As a result, France would oppose a trade deal between the EU and South America’s Mercosur nations, effectively killing any chance of it being ratified, he said.
Moves to prioritize the Amazon wildfires on the G7 agenda won backing from German Chancellor Angela Merkel, with new British Prime Minister Boris Johnson tweeting that the fires were “heartbreaking” and offering help to put them out.
But in a sign of EU disagreement, Germany said Macron’s proposal to block the Mercosur deal was “not the right response.”
“Failing to conclude the Mercosur agreement would not contribute to reducing the clearing of the rainforest in Brazil,” a German government spokesman told AFP.
So far this year, there have been 76,720 forest fires in Brazil — the highest number since 2013, official figures show, with more than half in the Amazon rainforest.
“The Amazon rainforest — the lungs which produce 20 percent of our planet’s oxygen — is on fire,” Macron tweeted late on Thursday, suggesting it be high on the summit agenda.
But Bolsonaro blasted the move to make it a G7 item without any participation by Brazil, saying it reflected a “colonialist mentality.”
The leaders of France, the US, Canada, Britain, Germany, Italy and Japan already face a litany of issues in Biarritz, which is on a security lockdown for the summit.
Macron met Iranian Foreign Minister Mohammad Javad Zarif earlier Friday for last-minute talks trying to soothe tensions between Tehran and Washington.
A nuclear deal between Western powers and Iran all but collapsed after Donald Trump unilaterally withdrew US support in May 2018, reimposing economic sanctions on Tehran.
“We’re at a critical moment,” Macron warned on Wednesday, acknowledging that Iran is “laying out a strategy” for exiting the 2015 deal.
“President Macron made some suggestions last week to President (Hassan) Rouhani and we believe they are moving in the right direction, although we are not definitely there yet,” Zarif told AFP in an interview.
He said he had a “good discussion” with the French leader, who would now hold talks with other European leaders to seek a way forward.
Macron’s diplomacy is a delicate task, with France seeking to roll back some of the US measures imposed as part of Trump’s policy of “maximum pressure” on Iran, which insists its nuclear program is peaceful.

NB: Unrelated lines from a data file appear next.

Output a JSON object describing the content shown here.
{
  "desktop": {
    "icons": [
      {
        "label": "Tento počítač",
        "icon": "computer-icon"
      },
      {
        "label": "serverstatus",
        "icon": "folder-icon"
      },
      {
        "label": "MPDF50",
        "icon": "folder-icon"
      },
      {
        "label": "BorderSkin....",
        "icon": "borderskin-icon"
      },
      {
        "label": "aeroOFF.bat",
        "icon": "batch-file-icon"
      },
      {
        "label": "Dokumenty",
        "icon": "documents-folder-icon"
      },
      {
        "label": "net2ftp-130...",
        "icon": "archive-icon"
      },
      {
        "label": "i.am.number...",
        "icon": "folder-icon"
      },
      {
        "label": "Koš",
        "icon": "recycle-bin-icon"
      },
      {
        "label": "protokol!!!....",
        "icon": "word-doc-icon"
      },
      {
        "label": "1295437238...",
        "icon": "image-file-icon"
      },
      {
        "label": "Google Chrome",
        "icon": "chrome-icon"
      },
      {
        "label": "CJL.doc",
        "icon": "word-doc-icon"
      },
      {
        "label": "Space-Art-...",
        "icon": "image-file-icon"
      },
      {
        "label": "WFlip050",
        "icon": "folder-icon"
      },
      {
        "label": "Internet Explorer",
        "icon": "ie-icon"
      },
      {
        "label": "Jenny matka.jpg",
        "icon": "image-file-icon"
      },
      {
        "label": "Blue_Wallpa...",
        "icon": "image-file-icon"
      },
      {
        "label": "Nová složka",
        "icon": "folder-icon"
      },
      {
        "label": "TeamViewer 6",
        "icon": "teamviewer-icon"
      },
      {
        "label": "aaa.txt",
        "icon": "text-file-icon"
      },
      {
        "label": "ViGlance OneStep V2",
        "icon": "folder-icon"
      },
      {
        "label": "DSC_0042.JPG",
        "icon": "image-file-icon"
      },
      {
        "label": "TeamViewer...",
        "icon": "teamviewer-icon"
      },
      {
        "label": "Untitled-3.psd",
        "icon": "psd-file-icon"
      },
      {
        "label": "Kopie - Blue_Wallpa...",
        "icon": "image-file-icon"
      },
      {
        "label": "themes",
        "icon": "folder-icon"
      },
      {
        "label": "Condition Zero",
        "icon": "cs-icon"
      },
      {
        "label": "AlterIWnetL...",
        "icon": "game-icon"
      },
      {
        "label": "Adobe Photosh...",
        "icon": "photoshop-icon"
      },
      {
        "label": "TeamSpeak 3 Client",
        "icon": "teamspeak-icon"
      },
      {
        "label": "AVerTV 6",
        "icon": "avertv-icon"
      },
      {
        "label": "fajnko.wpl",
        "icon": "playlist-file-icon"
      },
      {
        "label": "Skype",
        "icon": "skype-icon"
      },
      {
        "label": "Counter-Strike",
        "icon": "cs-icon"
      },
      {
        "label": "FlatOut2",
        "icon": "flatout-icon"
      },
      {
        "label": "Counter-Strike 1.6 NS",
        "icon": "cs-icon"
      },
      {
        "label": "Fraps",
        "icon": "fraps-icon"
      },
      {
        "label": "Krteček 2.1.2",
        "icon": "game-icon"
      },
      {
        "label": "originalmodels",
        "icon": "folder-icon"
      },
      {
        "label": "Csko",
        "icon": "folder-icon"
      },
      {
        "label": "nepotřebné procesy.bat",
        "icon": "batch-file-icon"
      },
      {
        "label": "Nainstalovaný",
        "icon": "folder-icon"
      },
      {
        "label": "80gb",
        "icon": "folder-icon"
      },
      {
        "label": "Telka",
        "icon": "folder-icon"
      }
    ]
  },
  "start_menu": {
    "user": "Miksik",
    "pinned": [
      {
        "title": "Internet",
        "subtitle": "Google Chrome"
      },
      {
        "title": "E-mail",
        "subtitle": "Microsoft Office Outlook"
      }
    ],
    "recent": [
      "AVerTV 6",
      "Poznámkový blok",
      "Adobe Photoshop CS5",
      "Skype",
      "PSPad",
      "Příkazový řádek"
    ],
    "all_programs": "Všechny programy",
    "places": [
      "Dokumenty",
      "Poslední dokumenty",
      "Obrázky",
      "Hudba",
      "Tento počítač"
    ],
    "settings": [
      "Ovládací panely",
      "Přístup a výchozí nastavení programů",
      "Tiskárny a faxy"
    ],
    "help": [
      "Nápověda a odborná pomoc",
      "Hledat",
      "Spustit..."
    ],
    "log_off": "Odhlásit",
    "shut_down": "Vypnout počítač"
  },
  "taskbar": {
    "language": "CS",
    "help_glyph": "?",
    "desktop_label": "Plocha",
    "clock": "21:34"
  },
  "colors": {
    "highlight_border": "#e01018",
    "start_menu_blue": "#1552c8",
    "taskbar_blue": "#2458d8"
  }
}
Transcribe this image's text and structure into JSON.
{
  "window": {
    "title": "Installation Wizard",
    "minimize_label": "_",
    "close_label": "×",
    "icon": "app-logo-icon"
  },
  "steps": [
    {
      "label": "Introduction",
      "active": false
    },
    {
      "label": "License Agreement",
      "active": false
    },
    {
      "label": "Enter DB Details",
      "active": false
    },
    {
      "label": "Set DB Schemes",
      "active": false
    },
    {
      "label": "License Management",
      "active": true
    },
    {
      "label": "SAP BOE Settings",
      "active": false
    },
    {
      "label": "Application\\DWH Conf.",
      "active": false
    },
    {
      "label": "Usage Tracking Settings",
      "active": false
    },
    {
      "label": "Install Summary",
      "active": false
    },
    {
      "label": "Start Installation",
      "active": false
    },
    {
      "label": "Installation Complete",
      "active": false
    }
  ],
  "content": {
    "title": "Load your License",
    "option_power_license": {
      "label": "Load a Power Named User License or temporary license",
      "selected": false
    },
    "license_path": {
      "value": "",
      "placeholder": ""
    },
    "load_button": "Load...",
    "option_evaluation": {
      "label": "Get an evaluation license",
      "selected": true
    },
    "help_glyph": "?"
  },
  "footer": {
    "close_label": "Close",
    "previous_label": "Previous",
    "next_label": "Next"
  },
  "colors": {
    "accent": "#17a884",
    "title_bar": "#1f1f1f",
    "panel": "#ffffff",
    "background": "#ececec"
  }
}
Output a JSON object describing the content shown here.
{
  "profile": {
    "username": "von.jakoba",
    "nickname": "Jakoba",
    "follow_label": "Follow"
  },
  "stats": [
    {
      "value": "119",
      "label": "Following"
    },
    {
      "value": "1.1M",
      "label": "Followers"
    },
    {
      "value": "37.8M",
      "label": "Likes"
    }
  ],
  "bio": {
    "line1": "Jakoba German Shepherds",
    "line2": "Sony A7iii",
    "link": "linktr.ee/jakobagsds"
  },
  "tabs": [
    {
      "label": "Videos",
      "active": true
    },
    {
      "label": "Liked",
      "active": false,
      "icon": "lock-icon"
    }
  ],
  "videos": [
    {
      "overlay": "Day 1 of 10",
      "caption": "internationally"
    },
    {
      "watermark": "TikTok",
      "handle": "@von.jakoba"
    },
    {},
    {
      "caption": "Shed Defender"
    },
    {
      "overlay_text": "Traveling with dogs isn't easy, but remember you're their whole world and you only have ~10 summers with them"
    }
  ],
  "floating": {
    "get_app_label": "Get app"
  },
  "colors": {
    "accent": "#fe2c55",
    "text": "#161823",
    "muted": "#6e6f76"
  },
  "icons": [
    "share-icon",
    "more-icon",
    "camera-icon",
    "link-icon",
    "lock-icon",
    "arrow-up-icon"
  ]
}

French diplomats have raised the idea of US waivers on sanctions affecting Iranian oil exports to India and China, or a new credit line for Tehran that could help the struggling economy.
That prompted Trump to accuse Macron of sending Tehran “mixed signals” in his attempt to broker fresh talks between the longtime adversaries.
But Trump appears to be the outlier among America’s G7 partners on Iran, despite speculation that Johnson, who claims a close personal rapport with the US leader, might be more amenable to endorsing his stance.
On Friday, a British diplomatic source said the UK would continue to back the 2015 nuclear deal, which it helped broker, as the “best way” of preventing Iran from obtaining a nuclear weapon.
Iran is just one of a host of issues over which G7 members are at loggerheads, upending a formerly cosy club of rich nations.
Trump will arrive in the glitzy beachside resort on Saturday already riled by a new French law increasing taxes on US Internet giants such as Google and Facebook. He is also threatening tariffs on the European automobile sector.
Just before the summit, China fired the latest salvo in its trade war the US, announcing new tariffs on $75 billion of American imports.
But in a sign of the summit’s lowered ambitions, French officials have scrapped the idea of a joint declaration at the end, breaking a longstanding G7 tradition.